The Future of Privacy Forum asked over 2,600 US users: "How comfortable are you with information about the websites you visit across the Internet being used to decide what ads you see?” (46% said 'Very Uncomfortable' or 'Uncomfortable'.)
A group of US university researchers asked 1,000 US users: "Please tell me whether or not you want the websites you visit to show you ads that are tailored to your interests" and calculated an 84% objection rate.
Who you ask and the context of the question will also be relevant. I think it's safe to conclude that some people don't like behavioural advertising but there is no consensus on how many. Fortuitously, though, this fickle question was answered in the OFT study in a way that, coupled with its interpretation of the CPRs, avoids regulatory interference with the UK market, at least for now.
So the UK industry must now hope that Europe takes a similar approach. Last year the European Union's then-Consumer Affairs Commissioner said that she, too, would monitor behavioural advertising.
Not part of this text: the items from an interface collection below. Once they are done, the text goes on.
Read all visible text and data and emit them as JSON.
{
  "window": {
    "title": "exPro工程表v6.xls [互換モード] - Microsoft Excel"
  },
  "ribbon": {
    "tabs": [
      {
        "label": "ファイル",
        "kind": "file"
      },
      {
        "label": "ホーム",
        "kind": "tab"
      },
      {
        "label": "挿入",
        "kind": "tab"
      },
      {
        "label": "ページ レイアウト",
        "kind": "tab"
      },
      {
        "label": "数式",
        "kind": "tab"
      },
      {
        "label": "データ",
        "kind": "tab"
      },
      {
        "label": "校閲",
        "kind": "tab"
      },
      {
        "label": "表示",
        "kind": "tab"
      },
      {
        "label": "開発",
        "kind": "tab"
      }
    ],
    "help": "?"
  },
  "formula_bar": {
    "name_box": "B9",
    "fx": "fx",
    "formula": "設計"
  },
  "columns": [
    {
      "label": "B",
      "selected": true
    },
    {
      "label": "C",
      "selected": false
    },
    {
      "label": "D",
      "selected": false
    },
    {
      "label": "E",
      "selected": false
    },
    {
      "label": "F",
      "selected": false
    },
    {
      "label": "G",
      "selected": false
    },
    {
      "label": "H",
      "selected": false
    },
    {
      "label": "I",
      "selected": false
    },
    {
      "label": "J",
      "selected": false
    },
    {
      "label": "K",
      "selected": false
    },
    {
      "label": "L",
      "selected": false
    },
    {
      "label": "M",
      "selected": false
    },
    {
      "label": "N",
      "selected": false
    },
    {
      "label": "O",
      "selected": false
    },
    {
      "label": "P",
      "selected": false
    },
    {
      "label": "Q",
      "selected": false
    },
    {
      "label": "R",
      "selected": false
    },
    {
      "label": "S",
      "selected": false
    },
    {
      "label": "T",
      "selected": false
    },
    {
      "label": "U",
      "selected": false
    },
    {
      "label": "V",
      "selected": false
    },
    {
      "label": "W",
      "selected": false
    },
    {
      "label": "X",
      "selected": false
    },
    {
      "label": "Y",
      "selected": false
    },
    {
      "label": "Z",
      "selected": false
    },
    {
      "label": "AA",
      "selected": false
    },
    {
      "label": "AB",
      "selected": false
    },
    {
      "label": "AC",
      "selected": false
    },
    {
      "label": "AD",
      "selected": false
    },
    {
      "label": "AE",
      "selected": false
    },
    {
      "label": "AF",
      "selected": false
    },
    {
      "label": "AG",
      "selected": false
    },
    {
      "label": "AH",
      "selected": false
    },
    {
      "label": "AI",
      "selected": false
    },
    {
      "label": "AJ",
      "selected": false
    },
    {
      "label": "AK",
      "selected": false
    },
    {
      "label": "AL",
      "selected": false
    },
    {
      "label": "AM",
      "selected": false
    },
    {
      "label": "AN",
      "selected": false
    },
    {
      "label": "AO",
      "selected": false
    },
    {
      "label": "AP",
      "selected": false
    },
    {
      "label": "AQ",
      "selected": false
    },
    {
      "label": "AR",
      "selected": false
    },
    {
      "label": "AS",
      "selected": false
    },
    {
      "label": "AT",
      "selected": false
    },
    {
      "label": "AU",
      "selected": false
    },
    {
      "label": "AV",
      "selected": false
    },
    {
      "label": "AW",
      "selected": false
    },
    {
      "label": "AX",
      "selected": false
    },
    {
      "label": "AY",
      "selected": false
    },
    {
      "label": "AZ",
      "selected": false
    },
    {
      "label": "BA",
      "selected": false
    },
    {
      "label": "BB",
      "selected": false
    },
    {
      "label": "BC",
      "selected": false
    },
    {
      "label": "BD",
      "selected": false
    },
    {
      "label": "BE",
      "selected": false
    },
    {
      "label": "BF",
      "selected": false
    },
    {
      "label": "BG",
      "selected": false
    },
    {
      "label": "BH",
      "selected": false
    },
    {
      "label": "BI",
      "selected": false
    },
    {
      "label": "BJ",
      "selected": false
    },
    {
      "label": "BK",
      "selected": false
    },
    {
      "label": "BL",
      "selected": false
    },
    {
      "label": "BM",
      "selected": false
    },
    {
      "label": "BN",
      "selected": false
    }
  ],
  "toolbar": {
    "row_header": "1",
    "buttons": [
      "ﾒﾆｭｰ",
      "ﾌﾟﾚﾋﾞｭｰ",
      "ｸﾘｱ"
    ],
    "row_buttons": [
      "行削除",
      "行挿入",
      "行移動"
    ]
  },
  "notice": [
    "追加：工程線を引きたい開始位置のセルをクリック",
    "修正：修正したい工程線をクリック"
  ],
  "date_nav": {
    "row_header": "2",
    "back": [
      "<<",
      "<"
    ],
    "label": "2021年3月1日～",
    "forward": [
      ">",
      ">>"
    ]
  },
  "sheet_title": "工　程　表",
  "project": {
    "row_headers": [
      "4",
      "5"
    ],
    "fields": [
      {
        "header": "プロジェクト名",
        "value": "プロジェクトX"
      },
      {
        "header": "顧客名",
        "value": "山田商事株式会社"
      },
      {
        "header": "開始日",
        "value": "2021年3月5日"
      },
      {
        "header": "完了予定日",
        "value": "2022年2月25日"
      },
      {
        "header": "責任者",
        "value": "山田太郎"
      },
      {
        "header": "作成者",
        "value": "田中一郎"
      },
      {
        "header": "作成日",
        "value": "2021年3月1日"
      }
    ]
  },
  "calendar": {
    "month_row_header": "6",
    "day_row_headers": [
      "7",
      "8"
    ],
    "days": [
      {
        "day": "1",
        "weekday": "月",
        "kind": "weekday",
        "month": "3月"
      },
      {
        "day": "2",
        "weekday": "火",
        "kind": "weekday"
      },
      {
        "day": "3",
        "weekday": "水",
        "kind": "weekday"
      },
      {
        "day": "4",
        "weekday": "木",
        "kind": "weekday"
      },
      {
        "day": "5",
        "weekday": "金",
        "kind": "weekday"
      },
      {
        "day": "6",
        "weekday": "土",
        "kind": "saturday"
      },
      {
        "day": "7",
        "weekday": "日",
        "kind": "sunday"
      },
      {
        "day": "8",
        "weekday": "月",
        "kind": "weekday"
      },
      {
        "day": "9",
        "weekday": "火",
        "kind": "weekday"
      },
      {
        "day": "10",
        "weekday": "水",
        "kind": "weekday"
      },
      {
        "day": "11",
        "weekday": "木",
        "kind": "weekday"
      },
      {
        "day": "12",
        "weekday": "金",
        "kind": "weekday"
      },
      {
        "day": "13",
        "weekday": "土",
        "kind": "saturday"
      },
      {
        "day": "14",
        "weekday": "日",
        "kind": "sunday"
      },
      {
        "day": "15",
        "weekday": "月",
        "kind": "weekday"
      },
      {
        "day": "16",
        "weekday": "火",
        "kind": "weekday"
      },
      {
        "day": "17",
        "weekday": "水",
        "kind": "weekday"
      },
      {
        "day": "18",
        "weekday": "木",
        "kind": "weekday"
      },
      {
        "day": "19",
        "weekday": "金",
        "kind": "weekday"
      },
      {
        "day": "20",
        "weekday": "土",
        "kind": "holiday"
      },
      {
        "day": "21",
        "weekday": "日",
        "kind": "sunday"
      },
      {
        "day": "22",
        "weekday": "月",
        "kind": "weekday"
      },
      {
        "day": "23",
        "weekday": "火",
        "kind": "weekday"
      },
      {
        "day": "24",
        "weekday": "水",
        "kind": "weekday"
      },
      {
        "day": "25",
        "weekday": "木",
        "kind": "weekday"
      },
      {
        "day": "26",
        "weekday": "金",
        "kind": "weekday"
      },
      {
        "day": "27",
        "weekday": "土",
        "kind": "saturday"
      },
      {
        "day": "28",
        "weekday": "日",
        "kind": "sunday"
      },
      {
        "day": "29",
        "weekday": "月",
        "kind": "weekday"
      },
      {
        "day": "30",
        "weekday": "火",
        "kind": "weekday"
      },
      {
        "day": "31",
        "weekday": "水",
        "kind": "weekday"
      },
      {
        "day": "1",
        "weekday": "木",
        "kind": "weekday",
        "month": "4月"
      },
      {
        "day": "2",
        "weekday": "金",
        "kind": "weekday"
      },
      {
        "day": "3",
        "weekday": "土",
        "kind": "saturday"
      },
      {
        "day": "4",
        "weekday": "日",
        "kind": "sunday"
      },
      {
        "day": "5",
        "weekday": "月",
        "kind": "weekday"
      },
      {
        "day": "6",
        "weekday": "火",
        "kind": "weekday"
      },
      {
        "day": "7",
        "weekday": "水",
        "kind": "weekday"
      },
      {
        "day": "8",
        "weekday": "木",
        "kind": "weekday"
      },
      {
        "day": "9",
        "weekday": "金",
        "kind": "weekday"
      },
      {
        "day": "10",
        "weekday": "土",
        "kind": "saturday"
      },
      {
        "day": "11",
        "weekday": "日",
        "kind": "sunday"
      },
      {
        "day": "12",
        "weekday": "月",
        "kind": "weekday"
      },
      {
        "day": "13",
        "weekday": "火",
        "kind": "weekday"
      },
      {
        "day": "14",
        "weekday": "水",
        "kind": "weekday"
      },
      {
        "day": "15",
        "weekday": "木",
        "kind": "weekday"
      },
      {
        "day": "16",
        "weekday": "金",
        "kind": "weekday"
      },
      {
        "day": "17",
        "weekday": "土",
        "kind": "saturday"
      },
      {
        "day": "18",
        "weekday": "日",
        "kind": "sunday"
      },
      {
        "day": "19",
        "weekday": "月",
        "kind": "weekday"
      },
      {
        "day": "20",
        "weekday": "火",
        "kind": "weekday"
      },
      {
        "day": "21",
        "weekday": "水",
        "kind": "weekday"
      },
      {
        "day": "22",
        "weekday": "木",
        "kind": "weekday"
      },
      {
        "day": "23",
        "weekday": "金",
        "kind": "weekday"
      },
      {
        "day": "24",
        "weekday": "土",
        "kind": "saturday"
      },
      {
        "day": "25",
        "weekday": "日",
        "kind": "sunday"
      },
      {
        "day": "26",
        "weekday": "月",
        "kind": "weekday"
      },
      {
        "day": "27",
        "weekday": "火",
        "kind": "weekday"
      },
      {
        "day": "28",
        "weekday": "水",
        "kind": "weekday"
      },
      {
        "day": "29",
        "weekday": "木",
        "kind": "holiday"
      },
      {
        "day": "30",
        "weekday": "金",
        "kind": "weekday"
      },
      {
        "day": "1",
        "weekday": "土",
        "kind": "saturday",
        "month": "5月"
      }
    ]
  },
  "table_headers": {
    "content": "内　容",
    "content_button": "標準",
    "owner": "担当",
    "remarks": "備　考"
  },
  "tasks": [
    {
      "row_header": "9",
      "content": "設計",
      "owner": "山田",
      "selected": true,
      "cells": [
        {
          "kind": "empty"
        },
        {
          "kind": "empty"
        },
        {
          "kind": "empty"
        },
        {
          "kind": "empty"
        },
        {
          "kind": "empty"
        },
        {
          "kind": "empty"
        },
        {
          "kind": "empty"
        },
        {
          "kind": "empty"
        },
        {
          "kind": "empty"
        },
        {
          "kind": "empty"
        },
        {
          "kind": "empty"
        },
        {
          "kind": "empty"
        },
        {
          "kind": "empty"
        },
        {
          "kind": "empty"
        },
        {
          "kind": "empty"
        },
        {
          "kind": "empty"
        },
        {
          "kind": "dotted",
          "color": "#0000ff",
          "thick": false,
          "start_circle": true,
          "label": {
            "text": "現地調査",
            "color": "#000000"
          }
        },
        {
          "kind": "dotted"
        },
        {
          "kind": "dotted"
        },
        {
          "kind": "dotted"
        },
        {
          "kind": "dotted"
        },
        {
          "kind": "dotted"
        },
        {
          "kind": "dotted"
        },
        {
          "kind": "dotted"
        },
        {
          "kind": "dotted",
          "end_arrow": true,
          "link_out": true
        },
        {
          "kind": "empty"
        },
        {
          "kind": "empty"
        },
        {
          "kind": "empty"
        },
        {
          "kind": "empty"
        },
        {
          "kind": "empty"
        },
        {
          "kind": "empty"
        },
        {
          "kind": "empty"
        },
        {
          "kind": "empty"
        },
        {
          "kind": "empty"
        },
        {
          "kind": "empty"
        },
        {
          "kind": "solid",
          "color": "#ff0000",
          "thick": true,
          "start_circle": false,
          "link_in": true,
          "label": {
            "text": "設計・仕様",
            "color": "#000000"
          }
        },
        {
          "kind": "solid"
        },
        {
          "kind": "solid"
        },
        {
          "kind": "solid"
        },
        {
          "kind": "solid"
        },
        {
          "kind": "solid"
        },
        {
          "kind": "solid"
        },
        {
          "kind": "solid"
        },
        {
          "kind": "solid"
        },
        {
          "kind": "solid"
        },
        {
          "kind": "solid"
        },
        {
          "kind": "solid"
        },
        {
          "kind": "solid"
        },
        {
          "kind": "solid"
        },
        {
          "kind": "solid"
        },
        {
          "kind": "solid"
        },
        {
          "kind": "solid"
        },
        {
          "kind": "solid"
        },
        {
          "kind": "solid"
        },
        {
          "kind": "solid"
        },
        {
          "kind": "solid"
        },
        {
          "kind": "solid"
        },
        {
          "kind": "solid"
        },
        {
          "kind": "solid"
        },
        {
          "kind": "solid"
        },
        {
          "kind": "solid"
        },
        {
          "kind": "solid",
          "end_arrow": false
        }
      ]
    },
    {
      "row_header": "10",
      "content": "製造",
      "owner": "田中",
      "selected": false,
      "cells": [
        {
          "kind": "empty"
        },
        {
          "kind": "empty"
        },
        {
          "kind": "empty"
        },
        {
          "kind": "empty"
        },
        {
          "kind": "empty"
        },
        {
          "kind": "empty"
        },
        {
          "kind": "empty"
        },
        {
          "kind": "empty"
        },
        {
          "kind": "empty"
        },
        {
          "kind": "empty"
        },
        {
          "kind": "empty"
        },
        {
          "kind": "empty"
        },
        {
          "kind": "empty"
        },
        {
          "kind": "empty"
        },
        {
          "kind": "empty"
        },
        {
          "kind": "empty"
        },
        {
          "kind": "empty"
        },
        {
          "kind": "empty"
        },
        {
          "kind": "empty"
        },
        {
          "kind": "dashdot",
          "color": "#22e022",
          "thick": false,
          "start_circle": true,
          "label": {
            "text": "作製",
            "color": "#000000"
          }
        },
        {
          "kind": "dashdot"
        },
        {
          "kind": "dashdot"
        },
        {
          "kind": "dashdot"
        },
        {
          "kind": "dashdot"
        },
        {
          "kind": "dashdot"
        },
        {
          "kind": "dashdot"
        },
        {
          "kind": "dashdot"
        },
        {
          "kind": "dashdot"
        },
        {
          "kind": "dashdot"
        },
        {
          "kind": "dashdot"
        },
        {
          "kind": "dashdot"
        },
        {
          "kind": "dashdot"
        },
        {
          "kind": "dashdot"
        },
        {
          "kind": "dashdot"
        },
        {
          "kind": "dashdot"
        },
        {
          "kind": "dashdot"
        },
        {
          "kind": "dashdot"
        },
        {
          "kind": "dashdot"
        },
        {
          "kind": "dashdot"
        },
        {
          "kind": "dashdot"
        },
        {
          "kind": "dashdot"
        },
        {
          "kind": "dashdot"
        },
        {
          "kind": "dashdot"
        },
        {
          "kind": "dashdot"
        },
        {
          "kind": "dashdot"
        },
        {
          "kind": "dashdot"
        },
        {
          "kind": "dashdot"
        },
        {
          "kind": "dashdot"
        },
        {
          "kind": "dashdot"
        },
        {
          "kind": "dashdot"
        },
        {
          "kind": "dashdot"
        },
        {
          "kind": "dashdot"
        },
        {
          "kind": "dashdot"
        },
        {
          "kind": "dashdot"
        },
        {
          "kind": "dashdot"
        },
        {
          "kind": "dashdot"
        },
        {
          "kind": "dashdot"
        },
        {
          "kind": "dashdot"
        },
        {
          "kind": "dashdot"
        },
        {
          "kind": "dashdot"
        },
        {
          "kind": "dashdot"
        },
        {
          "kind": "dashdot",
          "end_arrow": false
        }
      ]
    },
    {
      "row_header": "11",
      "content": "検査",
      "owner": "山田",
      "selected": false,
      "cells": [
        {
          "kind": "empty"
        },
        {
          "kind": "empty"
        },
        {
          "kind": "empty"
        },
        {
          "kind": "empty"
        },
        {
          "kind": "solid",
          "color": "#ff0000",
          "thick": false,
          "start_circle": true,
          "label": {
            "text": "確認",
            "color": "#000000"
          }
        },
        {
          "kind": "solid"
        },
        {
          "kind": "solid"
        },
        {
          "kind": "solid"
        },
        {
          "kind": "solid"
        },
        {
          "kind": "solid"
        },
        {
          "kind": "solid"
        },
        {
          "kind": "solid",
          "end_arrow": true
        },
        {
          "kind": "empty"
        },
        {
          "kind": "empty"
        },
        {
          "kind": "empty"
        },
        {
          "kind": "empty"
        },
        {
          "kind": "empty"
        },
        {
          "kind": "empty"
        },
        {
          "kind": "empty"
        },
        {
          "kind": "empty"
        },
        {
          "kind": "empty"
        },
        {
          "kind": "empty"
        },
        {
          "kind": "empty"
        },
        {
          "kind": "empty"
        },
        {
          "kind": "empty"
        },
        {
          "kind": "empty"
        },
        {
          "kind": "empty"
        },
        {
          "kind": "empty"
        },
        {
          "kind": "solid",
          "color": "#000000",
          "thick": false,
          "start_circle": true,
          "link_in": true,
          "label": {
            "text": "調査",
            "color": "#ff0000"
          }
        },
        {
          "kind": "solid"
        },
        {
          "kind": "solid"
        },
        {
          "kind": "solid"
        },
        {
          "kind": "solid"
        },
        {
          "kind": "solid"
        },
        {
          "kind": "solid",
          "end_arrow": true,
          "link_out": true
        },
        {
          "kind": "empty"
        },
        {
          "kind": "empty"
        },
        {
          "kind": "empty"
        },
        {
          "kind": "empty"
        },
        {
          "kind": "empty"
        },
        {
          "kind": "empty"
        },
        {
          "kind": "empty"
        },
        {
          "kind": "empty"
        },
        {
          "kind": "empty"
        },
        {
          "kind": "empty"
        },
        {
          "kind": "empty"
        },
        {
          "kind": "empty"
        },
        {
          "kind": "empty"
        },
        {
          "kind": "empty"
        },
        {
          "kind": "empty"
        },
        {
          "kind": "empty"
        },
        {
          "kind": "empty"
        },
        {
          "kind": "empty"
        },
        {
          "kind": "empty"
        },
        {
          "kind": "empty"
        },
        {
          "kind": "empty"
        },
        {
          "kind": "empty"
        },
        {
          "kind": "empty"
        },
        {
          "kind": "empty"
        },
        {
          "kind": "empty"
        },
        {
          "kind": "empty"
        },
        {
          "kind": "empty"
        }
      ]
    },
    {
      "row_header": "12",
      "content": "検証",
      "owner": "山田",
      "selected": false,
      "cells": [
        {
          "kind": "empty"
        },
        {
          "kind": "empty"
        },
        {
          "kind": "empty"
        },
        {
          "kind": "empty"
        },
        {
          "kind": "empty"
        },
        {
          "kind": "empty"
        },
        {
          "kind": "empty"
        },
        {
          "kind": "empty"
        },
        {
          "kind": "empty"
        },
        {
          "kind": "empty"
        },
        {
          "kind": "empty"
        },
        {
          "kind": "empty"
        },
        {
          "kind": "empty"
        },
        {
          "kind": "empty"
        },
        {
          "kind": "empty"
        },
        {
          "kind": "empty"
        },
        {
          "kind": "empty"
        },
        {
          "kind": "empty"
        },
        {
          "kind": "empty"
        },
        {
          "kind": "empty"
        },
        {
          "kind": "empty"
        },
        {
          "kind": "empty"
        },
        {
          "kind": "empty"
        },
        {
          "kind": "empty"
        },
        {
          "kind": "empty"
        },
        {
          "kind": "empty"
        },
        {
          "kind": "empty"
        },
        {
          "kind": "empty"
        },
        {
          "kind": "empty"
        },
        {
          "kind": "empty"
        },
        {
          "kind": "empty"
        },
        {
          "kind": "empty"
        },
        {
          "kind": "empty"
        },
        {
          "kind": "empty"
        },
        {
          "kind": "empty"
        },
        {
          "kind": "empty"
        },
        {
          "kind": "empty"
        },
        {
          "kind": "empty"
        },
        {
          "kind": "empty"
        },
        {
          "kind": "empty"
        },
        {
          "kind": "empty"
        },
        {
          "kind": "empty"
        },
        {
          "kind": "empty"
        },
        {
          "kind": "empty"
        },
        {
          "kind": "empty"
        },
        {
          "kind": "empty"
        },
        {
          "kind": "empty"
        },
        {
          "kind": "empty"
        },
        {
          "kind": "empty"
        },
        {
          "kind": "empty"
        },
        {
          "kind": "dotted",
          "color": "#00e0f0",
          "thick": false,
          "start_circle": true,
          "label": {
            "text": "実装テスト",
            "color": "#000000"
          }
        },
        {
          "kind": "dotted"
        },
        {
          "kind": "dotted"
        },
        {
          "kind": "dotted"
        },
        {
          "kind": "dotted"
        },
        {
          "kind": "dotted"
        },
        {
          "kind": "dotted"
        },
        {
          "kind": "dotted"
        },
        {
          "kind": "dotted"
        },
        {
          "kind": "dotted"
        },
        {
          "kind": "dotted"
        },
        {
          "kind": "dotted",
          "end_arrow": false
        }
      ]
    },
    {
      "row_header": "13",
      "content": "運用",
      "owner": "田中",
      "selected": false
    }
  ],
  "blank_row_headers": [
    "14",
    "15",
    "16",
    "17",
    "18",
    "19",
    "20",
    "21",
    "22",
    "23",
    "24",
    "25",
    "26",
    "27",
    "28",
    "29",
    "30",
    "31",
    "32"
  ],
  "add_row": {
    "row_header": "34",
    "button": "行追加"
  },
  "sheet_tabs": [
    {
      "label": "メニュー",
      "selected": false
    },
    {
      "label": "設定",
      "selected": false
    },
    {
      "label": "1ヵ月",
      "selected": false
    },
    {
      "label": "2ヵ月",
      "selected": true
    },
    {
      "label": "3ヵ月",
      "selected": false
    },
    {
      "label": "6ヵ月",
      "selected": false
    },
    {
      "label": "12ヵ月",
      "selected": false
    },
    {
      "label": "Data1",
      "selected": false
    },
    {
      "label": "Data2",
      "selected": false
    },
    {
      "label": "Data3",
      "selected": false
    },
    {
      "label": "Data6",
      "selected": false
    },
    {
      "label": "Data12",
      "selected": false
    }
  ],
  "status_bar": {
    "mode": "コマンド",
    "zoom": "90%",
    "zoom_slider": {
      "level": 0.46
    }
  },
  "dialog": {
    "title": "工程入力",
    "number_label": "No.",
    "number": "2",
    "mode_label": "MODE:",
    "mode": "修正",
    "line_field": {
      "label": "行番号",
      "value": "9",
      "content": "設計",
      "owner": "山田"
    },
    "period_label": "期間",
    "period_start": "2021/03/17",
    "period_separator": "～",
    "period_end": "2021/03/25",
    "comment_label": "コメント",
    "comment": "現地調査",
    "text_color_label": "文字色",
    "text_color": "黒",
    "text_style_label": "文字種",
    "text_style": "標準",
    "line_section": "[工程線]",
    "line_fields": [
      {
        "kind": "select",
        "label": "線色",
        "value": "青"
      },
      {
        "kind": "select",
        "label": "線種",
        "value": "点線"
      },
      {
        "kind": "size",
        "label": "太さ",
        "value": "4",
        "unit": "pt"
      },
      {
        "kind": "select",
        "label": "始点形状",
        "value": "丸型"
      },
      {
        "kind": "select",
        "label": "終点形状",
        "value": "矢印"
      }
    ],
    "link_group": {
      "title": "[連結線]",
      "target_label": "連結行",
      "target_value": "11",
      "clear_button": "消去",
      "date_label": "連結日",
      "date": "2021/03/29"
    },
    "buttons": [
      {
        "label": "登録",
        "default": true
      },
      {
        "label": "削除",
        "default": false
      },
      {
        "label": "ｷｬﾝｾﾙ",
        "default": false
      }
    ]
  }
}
"If we fail to see an adequate response to consumers’ concerns on the issue of data collection and profiling, as a regulator, we will not shy away from our duties nor wait for a cataclysm to wake us up," warned Meglena Kuneva.
I'm guessing that means more statistics are coming.